The Kansas case, In re Adoption of C.L., that I’ve written about the last two days, demonstrates the abysmal awfulness of putative father registries. In so doing, it makes the points about them I’ve made many times before – that (a) far from enhancing fathers’ rights, they do the opposite and (b) they place the burden of finding out about a pregnancy on the wrong party, i.e. the father.

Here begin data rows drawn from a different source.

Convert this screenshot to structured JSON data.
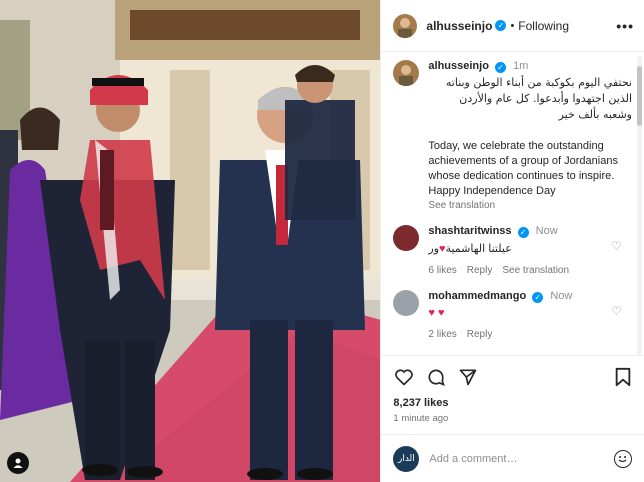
{
  "header": {
    "username": "alhusseinjo",
    "separator": "•",
    "follow_status": "Following",
    "more": "•••"
  },
  "caption": {
    "username": "alhusseinjo",
    "time": "1m",
    "arabic_line1": "نحتفي اليوم بكوكبة من أبناء الوطن وبناته",
    "arabic_line2": "الذين اجتهدوا وأبدعوا. كل عام والأردن",
    "arabic_line3": "وشعبه بألف خير",
    "english": "Today, we celebrate the outstanding achievements of a group of Jordanians whose dedication continues to inspire. Happy Independence Day",
    "see_translation": "See translation"
  },
  "comments": [
    {
      "username": "shashtaritwinss",
      "time": "Now",
      "text": "عيلتنا الهاشمية",
      "emoji": "♥",
      "suffix": "ور",
      "likes": "6 likes",
      "reply": "Reply",
      "see_translation": "See translation"
    },
    {
      "username": "mohammedmango",
      "time": "Now",
      "text": "♥ ♥",
      "likes": "2 likes",
      "reply": "Reply"
    }
  ],
  "stats": {
    "likes": "8,237 likes",
    "time_ago": "1 minute ago"
  },
  "composer": {
    "avatar_text": "الدار",
    "placeholder": "Add a comment…"
  },
  "colors": {
    "verified": "#0095f6",
    "heart": "#e0245e",
    "carpet": "#d64a6a"
  }
}
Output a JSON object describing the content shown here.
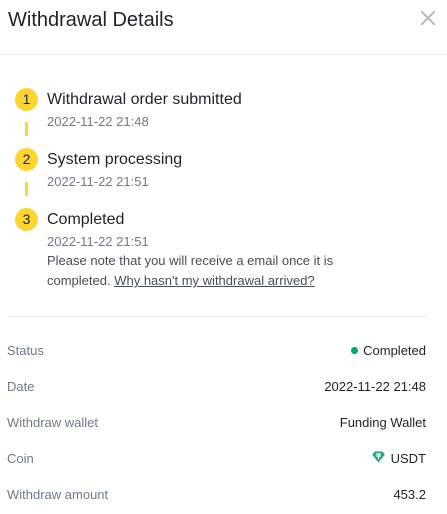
{
  "header": {
    "title": "Withdrawal Details"
  },
  "steps": [
    {
      "num": "1",
      "title": "Withdrawal order submitted",
      "time": "2022-11-22 21:48"
    },
    {
      "num": "2",
      "title": "System processing",
      "time": "2022-11-22 21:51"
    },
    {
      "num": "3",
      "title": "Completed",
      "time": "2022-11-22 21:51",
      "note": "Please note that you will receive a email once it is completed.",
      "link": "Why hasn't my withdrawal arrived?"
    }
  ],
  "colors": {
    "accent": "#fcd535",
    "success": "#03a66d",
    "coin": "#26a17b"
  },
  "details": {
    "status": {
      "label": "Status",
      "value": "Completed"
    },
    "date": {
      "label": "Date",
      "value": "2022-11-22 21:48"
    },
    "wallet": {
      "label": "Withdraw wallet",
      "value": "Funding Wallet"
    },
    "coin": {
      "label": "Coin",
      "value": "USDT",
      "icon": "tether-icon"
    },
    "amount": {
      "label": "Withdraw amount",
      "value": "453.2"
    }
  }
}
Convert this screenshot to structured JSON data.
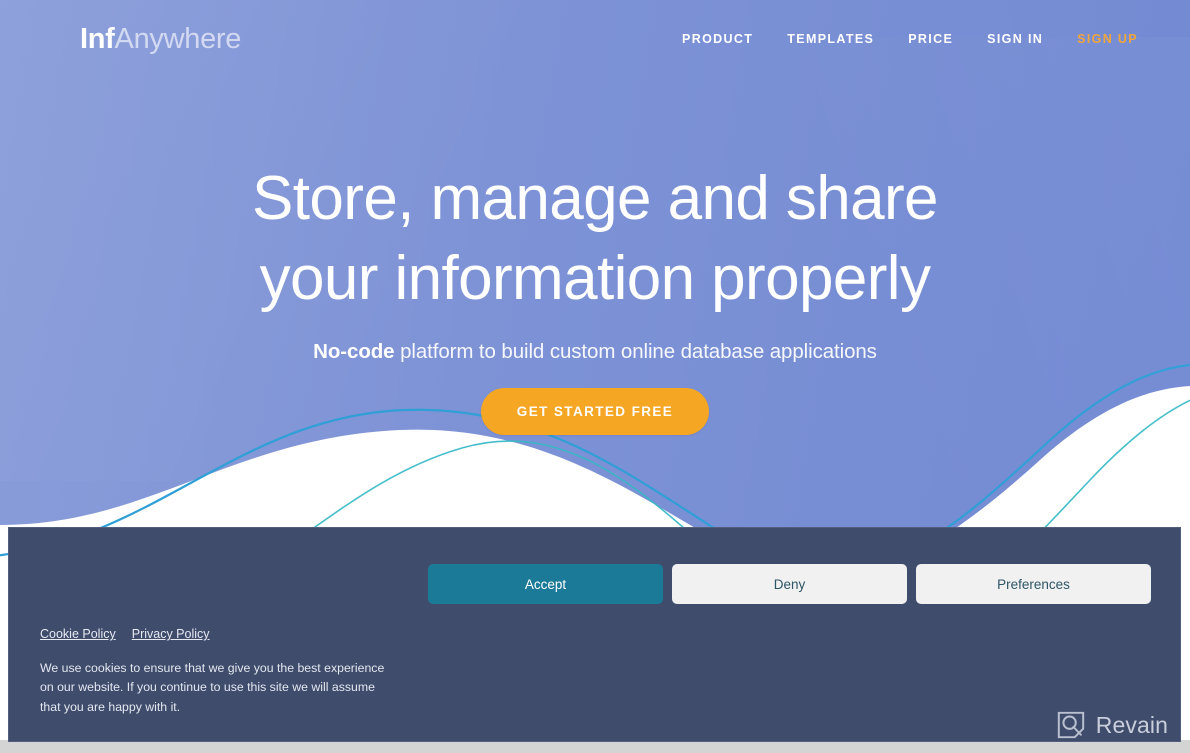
{
  "site": {
    "logo_primary": "Inf",
    "logo_secondary": "Anywhere",
    "accent_color": "#f5a623",
    "background_color": "#7e93d6"
  },
  "header": {
    "nav": [
      {
        "label": "PRODUCT",
        "accent": false
      },
      {
        "label": "TEMPLATES",
        "accent": false
      },
      {
        "label": "PRICE",
        "accent": false
      },
      {
        "label": "SIGN IN",
        "accent": false
      },
      {
        "label": "SIGN UP",
        "accent": true
      }
    ]
  },
  "hero": {
    "title_line1": "Store, manage and share",
    "title_line2": "your information properly",
    "subtitle_bold": "No-code",
    "subtitle_rest": " platform to build custom online database applications",
    "cta_label": "GET STARTED FREE"
  },
  "cookie_banner": {
    "accept_label": "Accept",
    "deny_label": "Deny",
    "preferences_label": "Preferences",
    "cookie_policy_label": "Cookie Policy",
    "privacy_policy_label": "Privacy Policy",
    "description": "We use cookies to ensure that we give you the best experience on our website. If you continue to use this site we will assume that you are happy with it.",
    "background_color": "#3f4c6c",
    "accept_color": "#1c7a99"
  },
  "watermark": {
    "label": "Revain",
    "icon": "revain-logo-icon"
  }
}
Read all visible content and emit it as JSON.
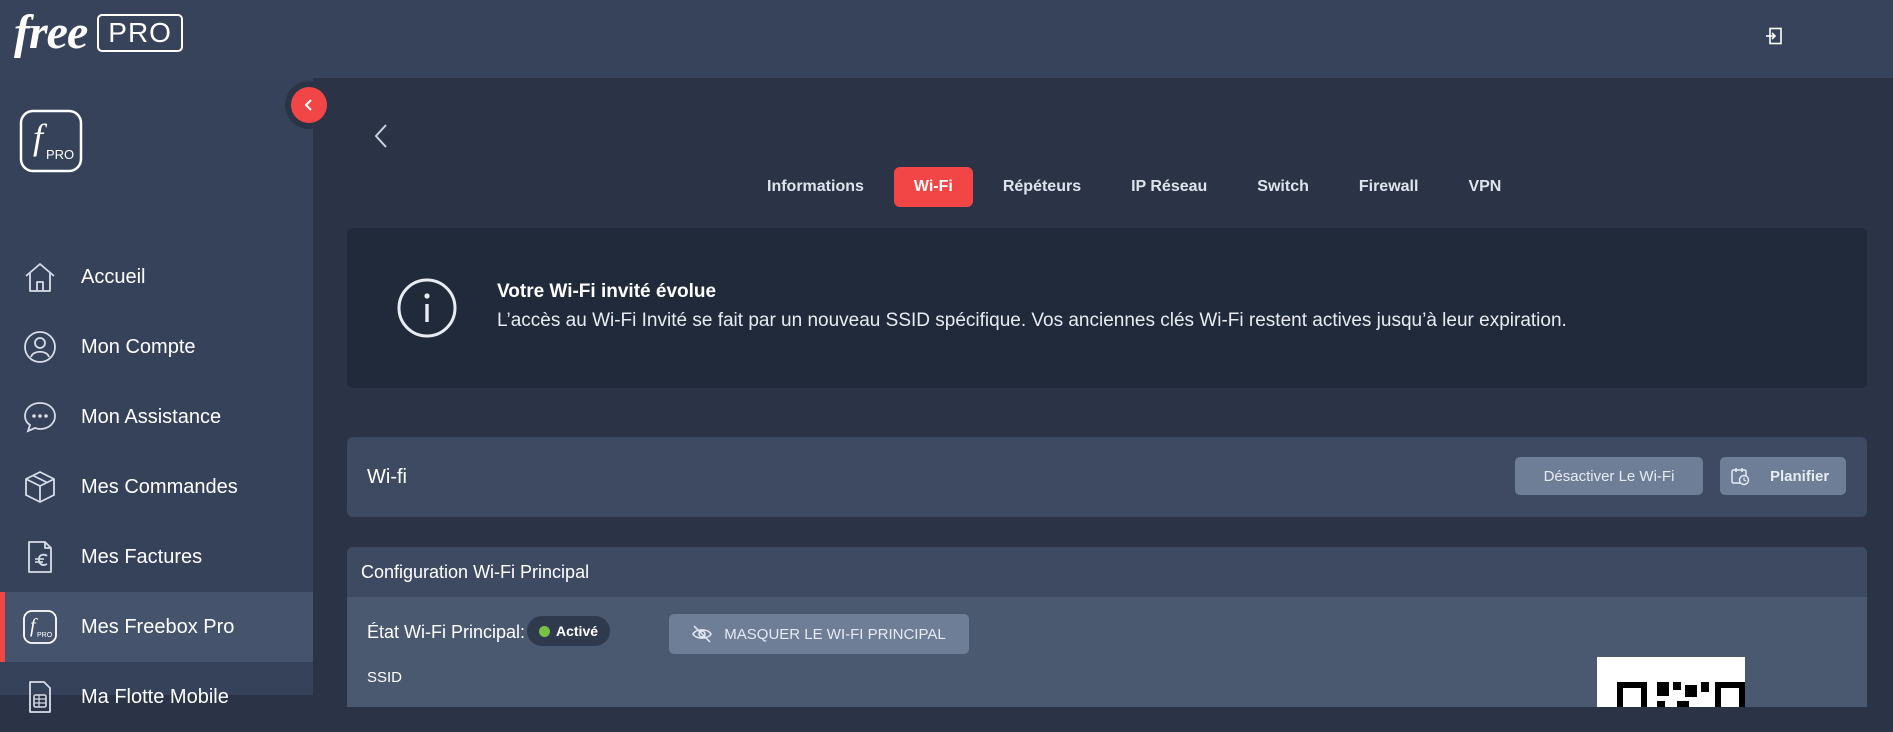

Kansas law today is much like that of all states prior to the advent of PFRs. In order for a court to dispense with the father’s consent to the adoption of his child, those seeking to finalize the adoption must prove that the father abandoned the child. Kansas adds another possible ground for doing so – that, once the father learned of his child, he took no reasonable steps to support it, establish a relationship with it, etc. That of course is much the same as abandonment.